Task objective:
Print the entries below word for word; the pictures stay out of your copy.

Records provided:
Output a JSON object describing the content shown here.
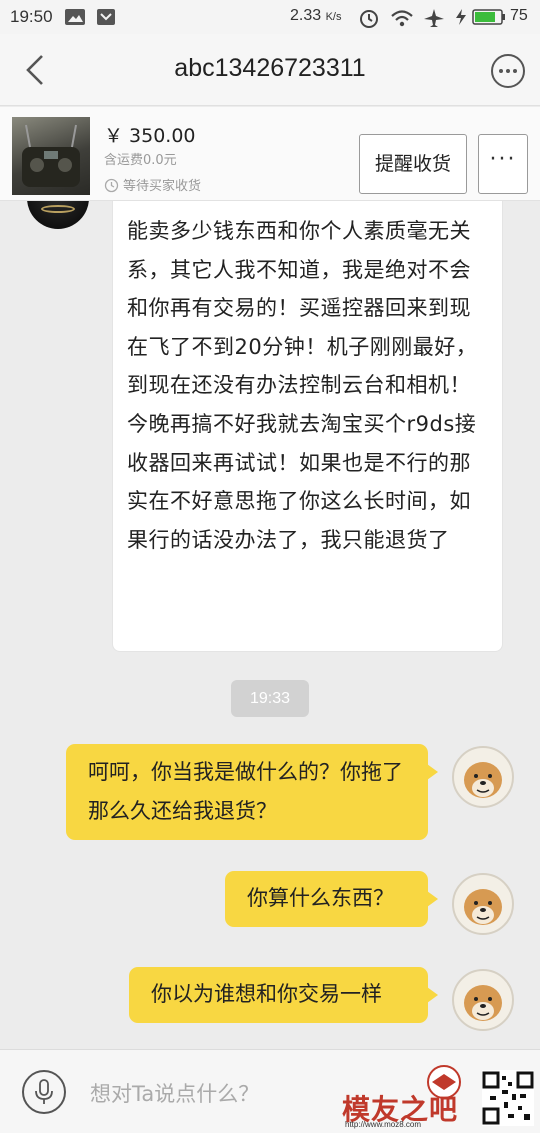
{
  "status_bar": {
    "time": "19:50",
    "speed": "2.33",
    "speed_unit": "K/s",
    "battery": "75"
  },
  "nav": {
    "title": "abc13426723311"
  },
  "product": {
    "price": "￥ 350.00",
    "shipping": "含运费0.0元",
    "status": "等待买家收货",
    "remind_label": "提醒收货",
    "more_label": "···"
  },
  "messages": {
    "peer_text": "能卖多少钱东西和你个人素质毫无关系，其它人我不知道，我是绝对不会和你再有交易的！买遥控器回来到现在飞了不到20分钟！机子刚刚最好，到现在还没有办法控制云台和相机！今晚再搞不好我就去淘宝买个r9ds接收器回来再试试！如果也是不行的那实在不好意思拖了你这么长时间，如果行的话没办法了，我只能退货了",
    "time_divider": "19:33",
    "me_1": "呵呵，你当我是做什么的？你拖了那么久还给我退货？",
    "me_2": "你算什么东西？",
    "me_3": "你以为谁想和你交易一样"
  },
  "input": {
    "placeholder": "想对Ta说点什么？"
  },
  "watermark": {
    "text": "模友之吧",
    "url": "http://www.moz8.com"
  },
  "colors": {
    "bubble_me": "#f8d742",
    "bubble_peer": "#ffffff",
    "background": "#ececec"
  }
}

Response to this task:
Output a JSON object describing the content shown here.
{
  "status_bar": {
    "time": "19:50",
    "speed": "2.33",
    "speed_unit": "K/s",
    "battery": "75"
  },
  "nav": {
    "title": "abc13426723311"
  },
  "product": {
    "price": "￥ 350.00",
    "shipping": "含运费0.0元",
    "status": "等待买家收货",
    "remind_label": "提醒收货",
    "more_label": "···"
  },
  "messages": {
    "peer_text": "能卖多少钱东西和你个人素质毫无关系，其它人我不知道，我是绝对不会和你再有交易的！买遥控器回来到现在飞了不到20分钟！机子刚刚最好，到现在还没有办法控制云台和相机！今晚再搞不好我就去淘宝买个r9ds接收器回来再试试！如果也是不行的那实在不好意思拖了你这么长时间，如果行的话没办法了，我只能退货了",
    "time_divider": "19:33",
    "me_1": "呵呵，你当我是做什么的？你拖了那么久还给我退货？",
    "me_2": "你算什么东西？",
    "me_3": "你以为谁想和你交易一样"
  },
  "input": {
    "placeholder": "想对Ta说点什么？"
  },
  "watermark": {
    "text": "模友之吧",
    "url": "http://www.moz8.com"
  },
  "colors": {
    "bubble_me": "#f8d742",
    "bubble_peer": "#ffffff",
    "background": "#ececec"
  }
}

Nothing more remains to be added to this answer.